Human moral behaviour ranges from vicious cruelty to deep compassion, and any explanation of morality must address how our species is capable of such a range. Darwin argued that any social animal, with sufficient intellectual capacity, would develop morality. In agreement, I argue that human morality is unique in the animal kingdom not because of any particular moral capacity, but because some very abstract cognitive abilities that are unique to our species are layered on top of phylogenetically older emotional instincts (...) for aggression and for empathy. I review research on several components of empathy, intersubjectivity and theory of mind, detailing which of these capacities is uniquely human, and highlighting relevant neuroanatomy for each ability. Finally, I describe our abstract cognitive abilities for recursion and metarepresentation, and argue that these are uniquely human. When these abilities interact with our older social abilities (empathy, intersubjectivity) we are able to reason abstractly about others' mental states and how to affect them. Thus, it is these abstract cognitive capacities that give us the ability to be both cruel and compassionate, but it is our ancient ability for empathy that keeps us moral. Morality is, in a very real sense, a gift from our ancestors. (shrink)

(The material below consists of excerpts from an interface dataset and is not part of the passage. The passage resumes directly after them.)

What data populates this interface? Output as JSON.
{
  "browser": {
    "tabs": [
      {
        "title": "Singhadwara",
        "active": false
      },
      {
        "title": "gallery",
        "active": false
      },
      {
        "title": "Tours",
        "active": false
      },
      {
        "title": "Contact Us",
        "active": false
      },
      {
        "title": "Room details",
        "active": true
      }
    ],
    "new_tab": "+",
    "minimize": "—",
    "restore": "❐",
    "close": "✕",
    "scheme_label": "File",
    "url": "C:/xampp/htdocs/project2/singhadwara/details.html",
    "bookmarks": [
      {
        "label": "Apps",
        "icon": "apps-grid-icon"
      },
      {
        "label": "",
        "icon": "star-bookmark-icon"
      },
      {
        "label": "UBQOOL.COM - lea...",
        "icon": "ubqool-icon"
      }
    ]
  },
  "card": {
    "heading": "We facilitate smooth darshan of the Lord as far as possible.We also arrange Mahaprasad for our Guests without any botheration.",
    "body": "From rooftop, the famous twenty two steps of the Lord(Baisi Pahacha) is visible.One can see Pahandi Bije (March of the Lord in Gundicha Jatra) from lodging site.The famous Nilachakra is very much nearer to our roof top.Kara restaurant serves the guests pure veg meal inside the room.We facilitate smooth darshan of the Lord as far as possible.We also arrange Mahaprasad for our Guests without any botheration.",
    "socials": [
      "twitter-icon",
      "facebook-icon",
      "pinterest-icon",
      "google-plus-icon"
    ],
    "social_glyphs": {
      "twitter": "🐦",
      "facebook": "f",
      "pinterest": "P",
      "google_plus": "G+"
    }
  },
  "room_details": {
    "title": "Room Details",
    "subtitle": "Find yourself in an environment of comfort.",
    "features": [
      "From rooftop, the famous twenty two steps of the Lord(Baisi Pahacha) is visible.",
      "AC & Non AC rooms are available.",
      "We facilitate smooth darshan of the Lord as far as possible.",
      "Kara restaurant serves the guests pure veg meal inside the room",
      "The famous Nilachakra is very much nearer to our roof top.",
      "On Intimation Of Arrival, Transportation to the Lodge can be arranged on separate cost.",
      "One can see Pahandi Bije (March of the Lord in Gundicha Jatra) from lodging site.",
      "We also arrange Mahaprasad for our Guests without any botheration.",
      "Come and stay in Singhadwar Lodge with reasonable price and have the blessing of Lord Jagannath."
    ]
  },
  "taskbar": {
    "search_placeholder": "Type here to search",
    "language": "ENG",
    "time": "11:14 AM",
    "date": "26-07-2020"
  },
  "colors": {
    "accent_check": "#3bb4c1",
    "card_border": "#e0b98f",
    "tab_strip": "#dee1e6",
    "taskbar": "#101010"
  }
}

Three experiments examined contributions of study phase awareness of word identity to subsequent word-identification priming by manipulating visual attention to words at study. In Experiment 1, word-identification priming was reduced for ignored relative to attended words, even though ignored words were identified sufficiently to produce negative priming in the study phase. Word-identification priming was also reduced after color naming relative to emotional valence rating (Experiment 2) or word reading (Experiment 3), even though an effect of emotional valence upon color naming (...) (Experiment 2) indicated that words were identified at study. Thus, word-identification priming was reduced even when word identification occurred at study. Word-identification priming may depend on awareness of word identity at the time of study. (shrink)